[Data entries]
—————

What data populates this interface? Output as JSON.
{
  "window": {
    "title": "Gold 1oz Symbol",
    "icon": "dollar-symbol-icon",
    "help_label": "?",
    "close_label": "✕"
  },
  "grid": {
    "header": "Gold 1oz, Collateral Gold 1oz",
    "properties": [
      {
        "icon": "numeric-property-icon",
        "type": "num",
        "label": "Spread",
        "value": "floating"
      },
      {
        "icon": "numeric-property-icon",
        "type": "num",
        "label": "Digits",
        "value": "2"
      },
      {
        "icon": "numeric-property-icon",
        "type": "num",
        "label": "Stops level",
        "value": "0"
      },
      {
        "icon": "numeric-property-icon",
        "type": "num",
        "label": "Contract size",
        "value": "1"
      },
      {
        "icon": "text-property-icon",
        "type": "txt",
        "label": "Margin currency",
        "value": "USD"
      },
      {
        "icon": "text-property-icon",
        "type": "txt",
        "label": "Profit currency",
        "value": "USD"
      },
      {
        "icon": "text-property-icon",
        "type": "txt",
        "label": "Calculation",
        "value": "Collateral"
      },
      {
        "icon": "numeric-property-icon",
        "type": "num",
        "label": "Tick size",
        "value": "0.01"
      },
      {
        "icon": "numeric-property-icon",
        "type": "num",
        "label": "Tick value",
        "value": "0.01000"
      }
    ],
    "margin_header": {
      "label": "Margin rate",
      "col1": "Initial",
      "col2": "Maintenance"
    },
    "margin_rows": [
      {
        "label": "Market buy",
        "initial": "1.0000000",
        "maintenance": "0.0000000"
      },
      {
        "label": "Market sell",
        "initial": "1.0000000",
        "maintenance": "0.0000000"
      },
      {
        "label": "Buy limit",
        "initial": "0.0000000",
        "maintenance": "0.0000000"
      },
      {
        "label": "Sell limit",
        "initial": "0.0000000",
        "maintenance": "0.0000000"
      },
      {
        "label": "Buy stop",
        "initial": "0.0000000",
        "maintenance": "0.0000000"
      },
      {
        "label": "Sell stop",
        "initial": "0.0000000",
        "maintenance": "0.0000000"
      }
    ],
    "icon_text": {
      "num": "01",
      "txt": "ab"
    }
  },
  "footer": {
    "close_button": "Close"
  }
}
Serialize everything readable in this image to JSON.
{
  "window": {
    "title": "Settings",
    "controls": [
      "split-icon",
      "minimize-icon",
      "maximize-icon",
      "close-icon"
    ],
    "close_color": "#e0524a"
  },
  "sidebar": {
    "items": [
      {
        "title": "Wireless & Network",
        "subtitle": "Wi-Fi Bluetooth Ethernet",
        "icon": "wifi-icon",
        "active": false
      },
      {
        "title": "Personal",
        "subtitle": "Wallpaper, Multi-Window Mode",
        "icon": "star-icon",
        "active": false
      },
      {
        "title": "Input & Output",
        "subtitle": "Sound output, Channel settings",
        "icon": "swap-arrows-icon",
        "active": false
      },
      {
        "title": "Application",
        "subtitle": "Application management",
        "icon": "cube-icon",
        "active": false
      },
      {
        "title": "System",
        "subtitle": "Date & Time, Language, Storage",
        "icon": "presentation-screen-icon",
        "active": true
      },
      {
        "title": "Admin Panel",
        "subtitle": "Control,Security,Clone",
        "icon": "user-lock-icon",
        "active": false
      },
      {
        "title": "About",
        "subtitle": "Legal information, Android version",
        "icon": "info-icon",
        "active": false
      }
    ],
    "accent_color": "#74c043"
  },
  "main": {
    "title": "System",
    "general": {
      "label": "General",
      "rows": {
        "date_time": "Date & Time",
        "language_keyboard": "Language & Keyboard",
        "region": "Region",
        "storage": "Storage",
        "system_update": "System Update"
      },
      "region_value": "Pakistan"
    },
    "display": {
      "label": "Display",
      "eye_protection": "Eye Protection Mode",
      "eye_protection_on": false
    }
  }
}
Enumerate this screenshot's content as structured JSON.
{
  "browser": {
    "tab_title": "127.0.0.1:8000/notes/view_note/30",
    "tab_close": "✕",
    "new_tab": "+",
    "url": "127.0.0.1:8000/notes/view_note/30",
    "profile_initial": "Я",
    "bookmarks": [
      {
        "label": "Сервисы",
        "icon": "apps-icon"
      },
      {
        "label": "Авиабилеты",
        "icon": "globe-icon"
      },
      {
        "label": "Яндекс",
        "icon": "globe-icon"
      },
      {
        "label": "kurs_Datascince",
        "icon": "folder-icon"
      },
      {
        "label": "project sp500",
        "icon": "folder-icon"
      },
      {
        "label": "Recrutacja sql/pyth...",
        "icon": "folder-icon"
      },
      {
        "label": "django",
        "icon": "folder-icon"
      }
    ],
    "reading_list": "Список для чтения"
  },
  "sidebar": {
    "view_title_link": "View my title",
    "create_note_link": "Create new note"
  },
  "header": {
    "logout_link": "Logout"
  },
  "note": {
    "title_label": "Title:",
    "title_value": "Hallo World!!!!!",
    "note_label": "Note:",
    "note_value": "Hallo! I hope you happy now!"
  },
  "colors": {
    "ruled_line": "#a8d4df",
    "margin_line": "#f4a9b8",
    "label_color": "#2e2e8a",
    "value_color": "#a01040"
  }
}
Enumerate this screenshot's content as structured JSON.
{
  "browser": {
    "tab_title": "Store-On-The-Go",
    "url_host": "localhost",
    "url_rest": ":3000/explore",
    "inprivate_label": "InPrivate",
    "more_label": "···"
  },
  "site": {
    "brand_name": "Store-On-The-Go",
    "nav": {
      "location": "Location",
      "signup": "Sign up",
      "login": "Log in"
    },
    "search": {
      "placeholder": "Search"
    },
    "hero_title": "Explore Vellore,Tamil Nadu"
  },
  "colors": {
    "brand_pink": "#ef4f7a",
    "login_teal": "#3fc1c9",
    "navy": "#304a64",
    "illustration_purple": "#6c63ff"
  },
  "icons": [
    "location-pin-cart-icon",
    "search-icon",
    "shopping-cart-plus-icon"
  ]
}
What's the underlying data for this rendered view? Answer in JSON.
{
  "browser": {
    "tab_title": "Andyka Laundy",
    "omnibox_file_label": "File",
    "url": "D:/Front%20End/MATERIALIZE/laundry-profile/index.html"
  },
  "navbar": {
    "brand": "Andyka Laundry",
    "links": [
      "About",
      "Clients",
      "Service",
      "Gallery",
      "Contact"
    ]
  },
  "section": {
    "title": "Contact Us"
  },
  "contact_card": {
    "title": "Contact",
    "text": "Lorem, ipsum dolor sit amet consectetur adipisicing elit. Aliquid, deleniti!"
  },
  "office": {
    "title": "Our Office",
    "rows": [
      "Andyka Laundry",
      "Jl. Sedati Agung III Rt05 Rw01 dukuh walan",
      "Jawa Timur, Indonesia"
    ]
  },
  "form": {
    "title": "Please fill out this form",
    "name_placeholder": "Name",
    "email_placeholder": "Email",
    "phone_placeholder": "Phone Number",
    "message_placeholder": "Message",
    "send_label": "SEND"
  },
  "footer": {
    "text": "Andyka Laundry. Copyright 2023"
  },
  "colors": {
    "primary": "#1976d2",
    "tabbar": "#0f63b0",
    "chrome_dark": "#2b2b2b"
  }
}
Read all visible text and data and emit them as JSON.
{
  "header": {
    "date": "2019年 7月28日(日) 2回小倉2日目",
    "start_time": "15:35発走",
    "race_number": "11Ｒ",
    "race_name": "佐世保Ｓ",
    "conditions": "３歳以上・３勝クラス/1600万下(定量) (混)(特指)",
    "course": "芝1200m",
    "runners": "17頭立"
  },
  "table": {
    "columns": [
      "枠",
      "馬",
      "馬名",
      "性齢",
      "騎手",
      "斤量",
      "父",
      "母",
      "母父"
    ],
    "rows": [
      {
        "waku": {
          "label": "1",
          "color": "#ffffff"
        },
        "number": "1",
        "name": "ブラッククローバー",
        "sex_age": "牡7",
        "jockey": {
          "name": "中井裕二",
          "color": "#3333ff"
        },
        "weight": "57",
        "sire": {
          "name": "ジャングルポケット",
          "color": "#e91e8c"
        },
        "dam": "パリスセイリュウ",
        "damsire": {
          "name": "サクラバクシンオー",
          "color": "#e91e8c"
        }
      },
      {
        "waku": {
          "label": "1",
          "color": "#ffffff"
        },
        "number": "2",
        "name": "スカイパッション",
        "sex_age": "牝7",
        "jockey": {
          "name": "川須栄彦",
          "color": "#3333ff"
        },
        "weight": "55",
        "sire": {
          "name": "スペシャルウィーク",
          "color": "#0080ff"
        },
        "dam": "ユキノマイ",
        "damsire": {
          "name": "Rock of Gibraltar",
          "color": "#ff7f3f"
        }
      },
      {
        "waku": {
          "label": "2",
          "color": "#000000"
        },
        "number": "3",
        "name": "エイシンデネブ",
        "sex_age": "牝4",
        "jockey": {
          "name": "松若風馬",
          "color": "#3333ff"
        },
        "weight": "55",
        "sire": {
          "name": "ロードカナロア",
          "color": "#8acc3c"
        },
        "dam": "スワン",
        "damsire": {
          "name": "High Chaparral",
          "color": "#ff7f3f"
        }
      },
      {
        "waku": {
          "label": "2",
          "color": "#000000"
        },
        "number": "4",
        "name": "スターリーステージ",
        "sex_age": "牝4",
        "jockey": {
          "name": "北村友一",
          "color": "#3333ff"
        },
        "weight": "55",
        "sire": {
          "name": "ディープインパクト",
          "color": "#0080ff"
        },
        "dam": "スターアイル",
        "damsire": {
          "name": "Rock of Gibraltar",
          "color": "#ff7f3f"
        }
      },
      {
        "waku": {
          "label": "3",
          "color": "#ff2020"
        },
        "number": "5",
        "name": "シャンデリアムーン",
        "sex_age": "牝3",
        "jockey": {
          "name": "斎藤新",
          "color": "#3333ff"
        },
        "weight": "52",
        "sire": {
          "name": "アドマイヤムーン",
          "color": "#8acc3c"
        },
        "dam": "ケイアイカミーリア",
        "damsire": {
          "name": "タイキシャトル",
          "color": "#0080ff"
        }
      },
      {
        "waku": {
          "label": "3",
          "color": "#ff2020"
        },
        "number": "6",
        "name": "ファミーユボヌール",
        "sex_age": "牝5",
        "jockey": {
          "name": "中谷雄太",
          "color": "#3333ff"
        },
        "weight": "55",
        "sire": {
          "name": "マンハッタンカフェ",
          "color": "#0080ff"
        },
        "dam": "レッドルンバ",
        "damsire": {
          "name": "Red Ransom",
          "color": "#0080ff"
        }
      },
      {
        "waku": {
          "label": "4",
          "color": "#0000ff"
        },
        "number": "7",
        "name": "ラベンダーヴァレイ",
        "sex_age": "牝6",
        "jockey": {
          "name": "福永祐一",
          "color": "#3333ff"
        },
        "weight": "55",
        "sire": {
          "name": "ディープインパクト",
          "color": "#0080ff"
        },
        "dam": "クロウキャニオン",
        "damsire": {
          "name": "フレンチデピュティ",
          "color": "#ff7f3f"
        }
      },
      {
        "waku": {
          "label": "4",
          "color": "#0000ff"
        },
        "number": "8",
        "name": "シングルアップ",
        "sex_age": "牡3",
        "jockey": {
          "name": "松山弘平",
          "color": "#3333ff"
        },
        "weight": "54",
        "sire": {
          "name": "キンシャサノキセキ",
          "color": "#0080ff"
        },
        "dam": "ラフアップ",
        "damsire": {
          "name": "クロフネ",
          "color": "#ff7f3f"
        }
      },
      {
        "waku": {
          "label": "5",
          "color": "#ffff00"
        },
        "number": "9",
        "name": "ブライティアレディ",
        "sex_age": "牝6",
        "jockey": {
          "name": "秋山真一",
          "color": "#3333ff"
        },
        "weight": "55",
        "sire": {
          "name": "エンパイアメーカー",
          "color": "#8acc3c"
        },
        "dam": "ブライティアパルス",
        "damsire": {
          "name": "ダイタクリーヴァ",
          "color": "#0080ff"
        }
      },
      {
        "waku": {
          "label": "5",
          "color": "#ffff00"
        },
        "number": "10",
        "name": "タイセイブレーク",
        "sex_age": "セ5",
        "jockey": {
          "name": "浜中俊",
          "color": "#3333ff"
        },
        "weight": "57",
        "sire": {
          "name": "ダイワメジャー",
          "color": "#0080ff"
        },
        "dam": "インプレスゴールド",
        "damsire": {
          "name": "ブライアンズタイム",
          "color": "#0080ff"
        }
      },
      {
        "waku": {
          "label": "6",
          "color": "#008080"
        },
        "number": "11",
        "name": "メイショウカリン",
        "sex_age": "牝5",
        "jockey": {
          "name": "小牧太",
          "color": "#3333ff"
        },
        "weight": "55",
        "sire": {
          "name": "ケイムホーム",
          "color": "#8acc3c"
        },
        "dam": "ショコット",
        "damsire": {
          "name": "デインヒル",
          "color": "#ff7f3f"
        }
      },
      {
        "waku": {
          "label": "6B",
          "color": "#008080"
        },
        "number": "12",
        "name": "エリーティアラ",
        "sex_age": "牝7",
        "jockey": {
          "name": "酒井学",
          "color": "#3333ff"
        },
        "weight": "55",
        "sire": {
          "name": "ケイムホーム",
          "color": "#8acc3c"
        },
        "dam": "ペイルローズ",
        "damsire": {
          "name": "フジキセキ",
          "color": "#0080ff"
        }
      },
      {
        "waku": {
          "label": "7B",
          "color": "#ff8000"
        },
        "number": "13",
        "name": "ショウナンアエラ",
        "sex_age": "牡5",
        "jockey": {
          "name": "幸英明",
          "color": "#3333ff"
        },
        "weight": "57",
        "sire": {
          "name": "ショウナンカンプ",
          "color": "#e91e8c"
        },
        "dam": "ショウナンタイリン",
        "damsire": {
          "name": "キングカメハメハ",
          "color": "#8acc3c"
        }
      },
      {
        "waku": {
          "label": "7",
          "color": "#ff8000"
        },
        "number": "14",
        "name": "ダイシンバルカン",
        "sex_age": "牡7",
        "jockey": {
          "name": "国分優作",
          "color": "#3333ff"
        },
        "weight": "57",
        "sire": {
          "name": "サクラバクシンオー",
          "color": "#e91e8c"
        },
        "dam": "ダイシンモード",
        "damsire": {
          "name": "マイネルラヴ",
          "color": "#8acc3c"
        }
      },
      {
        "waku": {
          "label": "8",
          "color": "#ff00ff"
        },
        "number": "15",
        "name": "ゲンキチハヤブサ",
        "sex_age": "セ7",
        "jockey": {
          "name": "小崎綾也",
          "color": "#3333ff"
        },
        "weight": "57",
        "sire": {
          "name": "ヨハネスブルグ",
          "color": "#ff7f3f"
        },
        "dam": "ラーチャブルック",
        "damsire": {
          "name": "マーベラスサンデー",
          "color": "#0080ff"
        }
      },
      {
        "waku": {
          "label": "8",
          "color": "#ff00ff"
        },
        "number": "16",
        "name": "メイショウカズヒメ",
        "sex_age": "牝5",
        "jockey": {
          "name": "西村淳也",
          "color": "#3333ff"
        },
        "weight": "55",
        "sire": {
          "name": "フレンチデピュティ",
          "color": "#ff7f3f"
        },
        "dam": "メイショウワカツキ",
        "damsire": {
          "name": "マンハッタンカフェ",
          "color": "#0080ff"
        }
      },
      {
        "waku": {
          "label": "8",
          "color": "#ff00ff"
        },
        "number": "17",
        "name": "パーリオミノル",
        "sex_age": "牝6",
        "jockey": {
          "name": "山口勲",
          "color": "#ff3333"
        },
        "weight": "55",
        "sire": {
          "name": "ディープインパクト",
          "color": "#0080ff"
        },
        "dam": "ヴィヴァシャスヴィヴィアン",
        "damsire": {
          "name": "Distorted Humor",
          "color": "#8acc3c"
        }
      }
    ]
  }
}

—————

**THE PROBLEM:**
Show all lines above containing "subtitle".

**EXERCISE RESULT:**
        "subtitle": "Wi-Fi Bluetooth Ethernet",
        "subtitle": "Wallpaper, Multi-Window Mode",
        "subtitle": "Sound output, Channel settings",
        "subtitle": "Application management",
        "subtitle": "Date & Time, Language, Storage",
        "subtitle": "Control,Security,Clone",
        "subtitle": "Legal information, Android version",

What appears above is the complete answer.